We also had to struggle with a self-confessed 'nightmare boss' who used to work as a police officer, and we had to deal with not being given as much freedom and responsibility as we had received in previous winter seasons, when we had been trusted to just get the job done. But we certainly learned many things about how to run a successful business, particularly with the marketing side, and we certainly did enjoy our season working for Ride & Slide. But will we be back in Morzine next winter?
Well, the answer, unfortunately, is no. Morzine is a great town and it certainly is a great place to set up a small chalet firm. In fact, it is so good that already there are over 80 small 'luxury' chalet firms in Morzine, operating about 160 chalets between them! It was bizarre when you would often find yourself in a convoy of 12 almost identical minibuses heading down the mountain towards Geneva airport each weekend on transfer day.

an airborne Ian: looks like those lesson paid off!

It also appeared that every company was trying to outdo each other in some way, whether it was by being the most luxurious, the most snowboard-friendly and cool or the one with the best hi-tech gadgets. In Morzine there are already numerous different companies specializing in different 'ski' markets - there are the 'family-friendly' companies with nannies, chalets just for Irish guests, companies that will provide you with your own ipod and 'personalised playlist' every day, and even a chalet company that specialises in Swingers weeks! Now that would be worth checking out!

It surely is only a matter of time before a company opens that specialises solely in 'luxury' holidays for the pet-loving Welsh one-legged colour blind snowboarder! There is still space for more companies there, and with the absence of most of the big ski companies there is the opportunity for the smaller companies to flourish in Morzine, but it is not for us. We have no desire to do the same as everyone else has already done, and battle it out with the compeition for paying guests. It's all too easy to copy another company's website and marketing and set up a chalet business, but that wasn't really what we wanted to do.
The snow was also an issue this year. Morzine is very low for a popular ski resort, sitting at only 1000m. It only snowed around our chalet four times this winter season. But obviously this was a common theme across Europe, and almost all ski resorts in France, Switzerland, Slovakia etc had one of their worst seasons in many years. It is also fairly likely that this was just a natural 'blip' in the general weather pattern and the doom-merchants are probably being a little too quick to cry 'global warming'.

However it is certainly an eye-opener when you see businesses struggling to get financial backing from the local banks because the bank managers are worried about investing in a business which they fear may not be profitable in 15 years time due to global warming creating poor snow conditions.

flying high in the Morzine sky

So, Deborah and I have decided we do not want to tie ourselves down to just one town, one market or one season. Instead we have decided that perhaps it is a good time to head back to Australia, and do something a bit different. We also didn't really want to spend the next five years cleaning toilets and cooking meals.

So instead, we have decided it is time to set up a proper 'Adventure Travel' company for the Australasian market.
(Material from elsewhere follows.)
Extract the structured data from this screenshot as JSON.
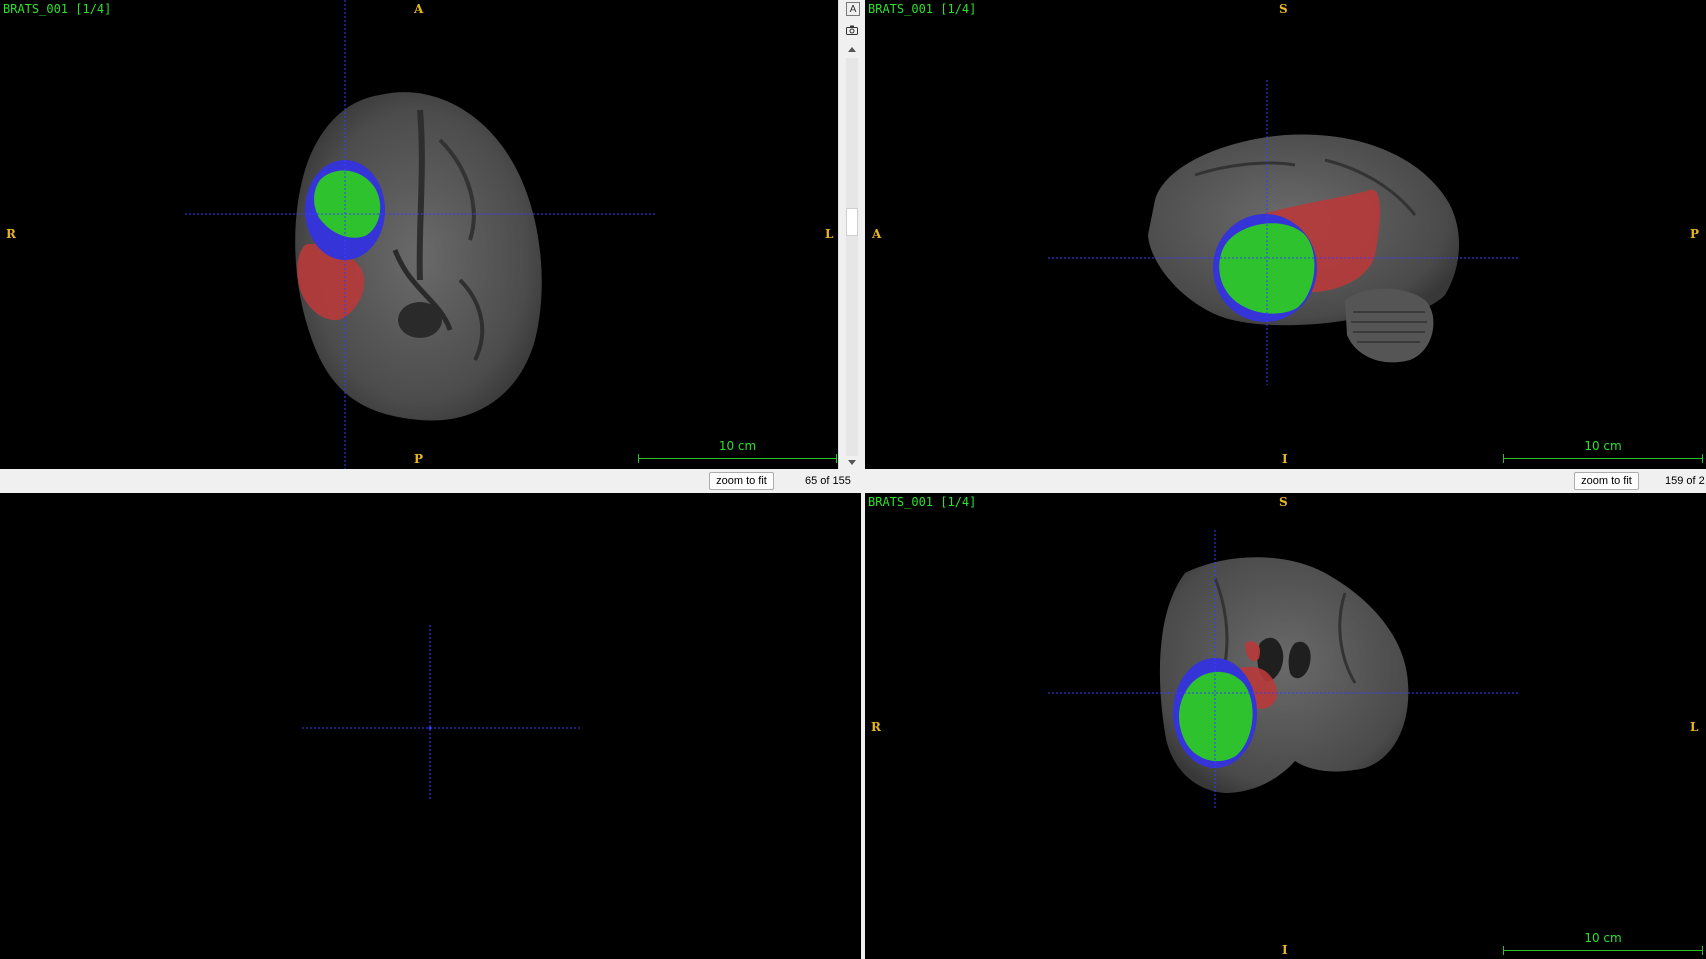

Obviously I can't divulge our plans entirely, but I am hoping a heli-boarding & mountain biking trip to Chile is only a few years off! We will keep you informed!

Ian Fehler spent the winter season living and working in Morzine France, for Ride and Slide Chalets.

To read about the rest of his adventures see:

SEASON BLOG: Working the Winter in the French Alps

SEASON BLOG: Working the Winter in the French Alps PART 2